And yet, blessedly, Bojack Horseman continues to be an unapologetically clever, hysterically funny show. Its consistently brilliant use of dumb animal puns, social satire, blisteringly honest celebrity cameos (including self-deprecating turns from the likes of Jessica Biel and Zach Braff, of all people) and delightfully intricate world-building and animation make even the heaviest of themes and ideas feel palatable, and indeed serves as a kind of cushion for some of its most painful sequences. Bojack is unafraid to use the expectations of its cartoon form to hit its viewers square in the eyes with some deep shit, much like its sibling-show Rick and Morty. Both shows dabble in existential nihilism, though Rick and Morty’s take is the more despairingly hardline of the two. Like that show, Bojack is also clearly aware of what it is, and the ways in which animation can reveal the uncomfortable or important truths of life in ways other formats often can’t. The sledgehammer-like delivery of their themes and emotional beats throughout are made possible through their cartoonishness, because these shows are already so heightened. Much as Rick and Morty uses its shape as a way to comment on our society and what we value, Bojack uses its animated form as a way to take a deep dive into the self, and what it is we sacrifice in the shaping of our identity and in the formation of our pain.

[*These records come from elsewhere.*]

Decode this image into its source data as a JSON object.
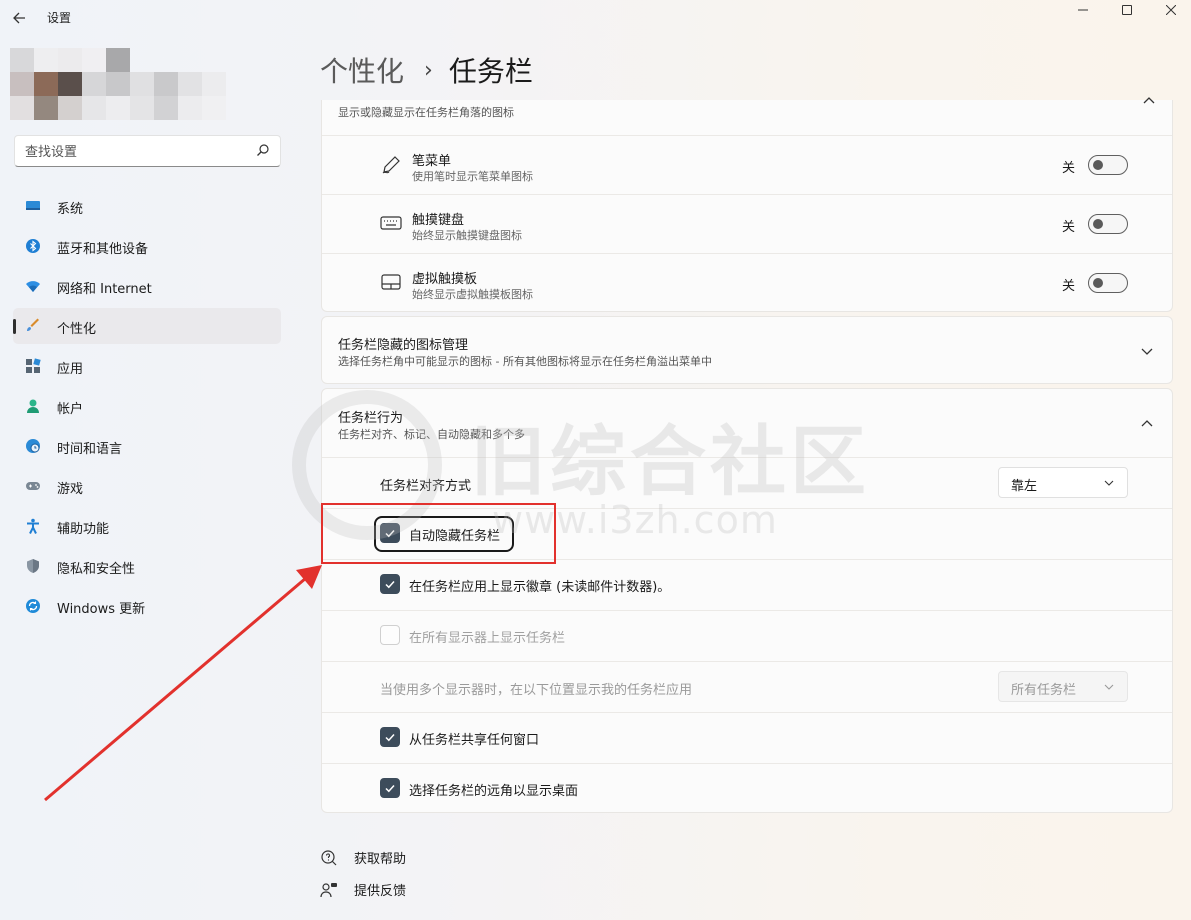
{
  "app": {
    "title": "设置"
  },
  "search": {
    "placeholder": "查找设置"
  },
  "sidebar": {
    "items": [
      {
        "label": "系统",
        "icon": "monitor-icon"
      },
      {
        "label": "蓝牙和其他设备",
        "icon": "bluetooth-icon"
      },
      {
        "label": "网络和 Internet",
        "icon": "wifi-icon"
      },
      {
        "label": "个性化",
        "icon": "brush-icon",
        "active": true
      },
      {
        "label": "应用",
        "icon": "apps-icon"
      },
      {
        "label": "帐户",
        "icon": "account-icon"
      },
      {
        "label": "时间和语言",
        "icon": "globe-clock-icon"
      },
      {
        "label": "游戏",
        "icon": "gamepad-icon"
      },
      {
        "label": "辅助功能",
        "icon": "accessibility-icon"
      },
      {
        "label": "隐私和安全性",
        "icon": "shield-icon"
      },
      {
        "label": "Windows 更新",
        "icon": "update-icon"
      }
    ]
  },
  "breadcrumb": {
    "parent": "个性化",
    "current": "任务栏"
  },
  "corner_icons": {
    "description": "显示或隐藏显示在任务栏角落的图标",
    "rows": [
      {
        "title": "笔菜单",
        "desc": "使用笔时显示笔菜单图标",
        "state": "关",
        "icon": "pen-icon"
      },
      {
        "title": "触摸键盘",
        "desc": "始终显示触摸键盘图标",
        "state": "关",
        "icon": "keyboard-icon"
      },
      {
        "title": "虚拟触摸板",
        "desc": "始终显示虚拟触摸板图标",
        "state": "关",
        "icon": "touchpad-icon"
      }
    ]
  },
  "overflow": {
    "title": "任务栏隐藏的图标管理",
    "desc": "选择任务栏角中可能显示的图标 - 所有其他图标将显示在任务栏角溢出菜单中"
  },
  "behaviors": {
    "title": "任务栏行为",
    "desc": "任务栏对齐、标记、自动隐藏和多个多",
    "alignment_label": "任务栏对齐方式",
    "alignment_value": "靠左",
    "autohide_label": "自动隐藏任务栏",
    "badges_label": "在任务栏应用上显示徽章 (未读邮件计数器)。",
    "all_displays_label": "在所有显示器上显示任务栏",
    "multi_display_label": "当使用多个显示器时，在以下位置显示我的任务栏应用",
    "multi_display_value": "所有任务栏",
    "share_label": "从任务栏共享任何窗口",
    "corner_label": "选择任务栏的远角以显示桌面"
  },
  "footer": {
    "help": "获取帮助",
    "feedback": "提供反馈"
  },
  "watermark": {
    "line1": "旧综合社区",
    "line2": "www.i3zh.com"
  },
  "colors": {
    "accent": "#3d4c5b",
    "highlight": "#e2312d"
  }
}
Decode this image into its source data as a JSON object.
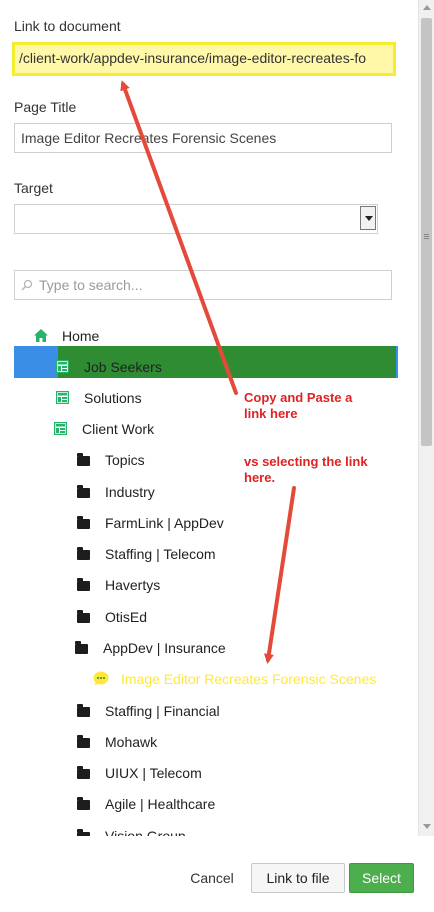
{
  "link_to_document": {
    "label": "Link to document",
    "value": "/client-work/appdev-insurance/image-editor-recreates-fo"
  },
  "page_title": {
    "label": "Page Title",
    "value": "Image Editor Recreates Forensic Scenes"
  },
  "target": {
    "label": "Target",
    "value": ""
  },
  "search": {
    "placeholder": "Type to search..."
  },
  "tree": {
    "items": [
      {
        "label": "Home",
        "icon": "home-icon",
        "level": 0
      },
      {
        "label": "Job Seekers",
        "icon": "page-icon",
        "level": 1
      },
      {
        "label": "Solutions",
        "icon": "page-icon",
        "level": 1
      },
      {
        "label": "Client Work",
        "icon": "page-icon",
        "level": 1
      },
      {
        "label": "Topics",
        "icon": "folder-icon",
        "level": 2
      },
      {
        "label": "Industry",
        "icon": "folder-icon",
        "level": 2
      },
      {
        "label": "FarmLink | AppDev",
        "icon": "folder-icon",
        "level": 2
      },
      {
        "label": "Staffing | Telecom",
        "icon": "folder-icon",
        "level": 2
      },
      {
        "label": "Havertys",
        "icon": "folder-icon",
        "level": 2
      },
      {
        "label": "OtisEd",
        "icon": "folder-icon",
        "level": 2
      },
      {
        "label": "AppDev | Insurance",
        "icon": "folder-open-icon",
        "level": 2
      },
      {
        "label": "Image Editor Recreates Forensic Scenes",
        "icon": "comment-icon",
        "level": 3,
        "selected": true
      },
      {
        "label": "Staffing | Financial",
        "icon": "folder-icon",
        "level": 2
      },
      {
        "label": "Mohawk",
        "icon": "folder-icon",
        "level": 2
      },
      {
        "label": "UIUX | Telecom",
        "icon": "folder-icon",
        "level": 2
      },
      {
        "label": "Agile | Healthcare",
        "icon": "folder-icon",
        "level": 2
      },
      {
        "label": "Vision Group",
        "icon": "folder-icon",
        "level": 2
      }
    ]
  },
  "annotations": {
    "copy_paste": [
      "Copy and Paste a",
      "link here"
    ],
    "vs_selecting": [
      "vs selecting the link",
      "here."
    ]
  },
  "buttons": {
    "cancel": "Cancel",
    "link_to_file": "Link to file",
    "select": "Select"
  },
  "colors": {
    "highlight_fill": "#fff8a8",
    "highlight_border": "#f4ee2e",
    "selected_row": "#2f8c33",
    "selected_outer": "#3a8ee6",
    "selected_text": "#ffe83b",
    "page_icon": "#27b36b",
    "annotation": "#e02222",
    "select_button": "#4cae4c"
  }
}
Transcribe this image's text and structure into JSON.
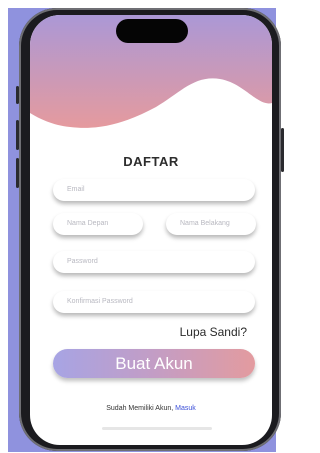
{
  "form": {
    "title": "DAFTAR",
    "email_placeholder": "Email",
    "first_name_placeholder": "Nama Depan",
    "last_name_placeholder": "Nama Belakang",
    "password_placeholder": "Password",
    "confirm_password_placeholder": "Konfirmasi Password",
    "forgot_label": "Lupa Sandi?",
    "submit_label": "Buat Akun"
  },
  "footer": {
    "prompt": "Sudah Memiliki Akun,",
    "login_link": "Masuk"
  },
  "colors": {
    "backdrop": "#8f92de",
    "gradient_left": "#a7a4e4",
    "gradient_right": "#e39b9f",
    "link": "#3b4fd8"
  }
}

Depression has been described to me as the weight of existence bearing down on your brain, and I’d tend to agree. Depression feels heavy, like an anchor attached to your brain is pushing you further and further down into the dirt. The characters in Bojack Horseman bear the weight of existence in so many ways – aware of their privilege among their fellow citizens and aware that this extends also to the privilege of self-awareness as a species, as our mental traumas so often lead back to the knowledge of our mortality and ephemeral nature. Depression is a damn difficult thing to shake, and one that, looking back, colours experiences in interesting, sometimes sad, sometimes desperately funny ways. Having been there, I found it alternatively comforting and devastating to see this reflected in Bojack Horseman, a show deeply attuned to the way time and history manipulate our emotional well-being. Bojack Horseman, one of the most fearlessly ambitious and emotionally honest shows on television, continues to be a must-see.